_Directions for this task_
Look through the listing and report every line that has "icon" in it.

_Input data_

──────

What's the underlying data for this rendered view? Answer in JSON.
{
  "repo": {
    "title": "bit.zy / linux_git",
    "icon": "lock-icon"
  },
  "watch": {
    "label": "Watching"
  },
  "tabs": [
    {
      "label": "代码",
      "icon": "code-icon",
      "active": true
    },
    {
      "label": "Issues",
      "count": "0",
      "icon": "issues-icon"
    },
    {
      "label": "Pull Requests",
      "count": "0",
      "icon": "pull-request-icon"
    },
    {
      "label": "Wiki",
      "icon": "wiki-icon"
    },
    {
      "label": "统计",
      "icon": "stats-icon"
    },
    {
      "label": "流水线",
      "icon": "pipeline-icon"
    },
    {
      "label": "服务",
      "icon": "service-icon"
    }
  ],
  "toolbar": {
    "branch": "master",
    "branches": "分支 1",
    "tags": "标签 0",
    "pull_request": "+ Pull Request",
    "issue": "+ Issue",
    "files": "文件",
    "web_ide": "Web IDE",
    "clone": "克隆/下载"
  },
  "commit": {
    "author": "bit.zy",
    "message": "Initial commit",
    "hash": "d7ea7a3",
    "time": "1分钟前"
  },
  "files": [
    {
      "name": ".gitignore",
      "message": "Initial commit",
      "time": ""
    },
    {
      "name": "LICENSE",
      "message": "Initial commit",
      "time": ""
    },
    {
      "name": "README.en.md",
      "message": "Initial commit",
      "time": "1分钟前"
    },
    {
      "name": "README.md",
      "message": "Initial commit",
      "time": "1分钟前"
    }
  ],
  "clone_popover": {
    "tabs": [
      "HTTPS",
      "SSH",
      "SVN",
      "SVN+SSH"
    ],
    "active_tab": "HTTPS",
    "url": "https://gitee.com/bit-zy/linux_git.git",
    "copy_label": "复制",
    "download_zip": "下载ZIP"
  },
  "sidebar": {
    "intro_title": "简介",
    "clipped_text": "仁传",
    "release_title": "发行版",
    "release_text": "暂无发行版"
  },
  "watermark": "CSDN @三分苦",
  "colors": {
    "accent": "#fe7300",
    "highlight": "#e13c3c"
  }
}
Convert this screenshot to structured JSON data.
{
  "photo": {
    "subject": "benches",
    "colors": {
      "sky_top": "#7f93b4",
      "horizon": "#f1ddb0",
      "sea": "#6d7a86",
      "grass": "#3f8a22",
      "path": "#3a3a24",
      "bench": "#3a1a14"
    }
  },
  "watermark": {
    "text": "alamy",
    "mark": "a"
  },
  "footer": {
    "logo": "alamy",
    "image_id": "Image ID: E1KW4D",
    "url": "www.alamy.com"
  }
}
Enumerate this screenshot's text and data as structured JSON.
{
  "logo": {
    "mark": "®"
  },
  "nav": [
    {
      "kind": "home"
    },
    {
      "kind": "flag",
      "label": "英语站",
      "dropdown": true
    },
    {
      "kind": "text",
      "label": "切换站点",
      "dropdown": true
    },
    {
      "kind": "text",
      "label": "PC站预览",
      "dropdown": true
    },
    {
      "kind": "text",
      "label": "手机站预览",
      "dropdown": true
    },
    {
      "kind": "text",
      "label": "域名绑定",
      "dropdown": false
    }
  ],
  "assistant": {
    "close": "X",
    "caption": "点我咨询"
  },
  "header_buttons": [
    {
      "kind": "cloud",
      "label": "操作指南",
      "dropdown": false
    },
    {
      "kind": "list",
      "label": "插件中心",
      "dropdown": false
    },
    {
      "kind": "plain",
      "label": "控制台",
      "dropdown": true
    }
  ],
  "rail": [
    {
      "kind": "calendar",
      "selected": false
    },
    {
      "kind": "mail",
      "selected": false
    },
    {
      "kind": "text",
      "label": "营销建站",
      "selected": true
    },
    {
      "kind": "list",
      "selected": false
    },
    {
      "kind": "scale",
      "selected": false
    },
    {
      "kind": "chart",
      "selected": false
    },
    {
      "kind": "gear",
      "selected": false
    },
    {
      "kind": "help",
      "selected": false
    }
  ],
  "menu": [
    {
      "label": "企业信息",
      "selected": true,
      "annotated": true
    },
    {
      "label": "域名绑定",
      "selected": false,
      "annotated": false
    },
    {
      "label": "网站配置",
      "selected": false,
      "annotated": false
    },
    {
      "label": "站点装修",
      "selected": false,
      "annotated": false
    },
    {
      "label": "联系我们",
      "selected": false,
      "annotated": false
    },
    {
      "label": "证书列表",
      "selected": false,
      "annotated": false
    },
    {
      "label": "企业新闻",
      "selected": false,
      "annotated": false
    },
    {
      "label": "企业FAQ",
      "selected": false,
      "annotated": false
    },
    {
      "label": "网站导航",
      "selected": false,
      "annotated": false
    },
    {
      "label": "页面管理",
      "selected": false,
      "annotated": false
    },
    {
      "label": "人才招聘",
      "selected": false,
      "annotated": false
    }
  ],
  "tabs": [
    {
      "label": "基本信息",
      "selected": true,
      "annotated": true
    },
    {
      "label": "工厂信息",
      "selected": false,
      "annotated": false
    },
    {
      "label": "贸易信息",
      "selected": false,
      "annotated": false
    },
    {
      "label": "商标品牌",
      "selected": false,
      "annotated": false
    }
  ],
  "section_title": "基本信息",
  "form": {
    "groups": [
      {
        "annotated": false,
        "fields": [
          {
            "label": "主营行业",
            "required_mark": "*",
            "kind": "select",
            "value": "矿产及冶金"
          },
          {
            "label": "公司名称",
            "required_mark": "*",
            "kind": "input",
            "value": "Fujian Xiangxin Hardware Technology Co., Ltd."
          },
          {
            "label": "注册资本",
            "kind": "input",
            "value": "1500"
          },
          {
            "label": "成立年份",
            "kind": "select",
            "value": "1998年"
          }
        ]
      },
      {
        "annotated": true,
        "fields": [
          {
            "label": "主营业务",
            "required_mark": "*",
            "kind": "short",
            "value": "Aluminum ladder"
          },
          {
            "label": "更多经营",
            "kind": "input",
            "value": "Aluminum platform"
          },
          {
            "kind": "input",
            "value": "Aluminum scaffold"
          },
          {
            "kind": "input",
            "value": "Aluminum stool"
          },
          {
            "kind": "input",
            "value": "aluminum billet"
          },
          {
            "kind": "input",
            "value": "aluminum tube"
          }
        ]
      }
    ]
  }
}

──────

_Your response_
    "icon": "lock-icon"
      "icon": "code-icon",
      "icon": "issues-icon"
      "icon": "pull-request-icon"
      "icon": "wiki-icon"
      "icon": "stats-icon"
      "icon": "pipeline-icon"
      "icon": "service-icon"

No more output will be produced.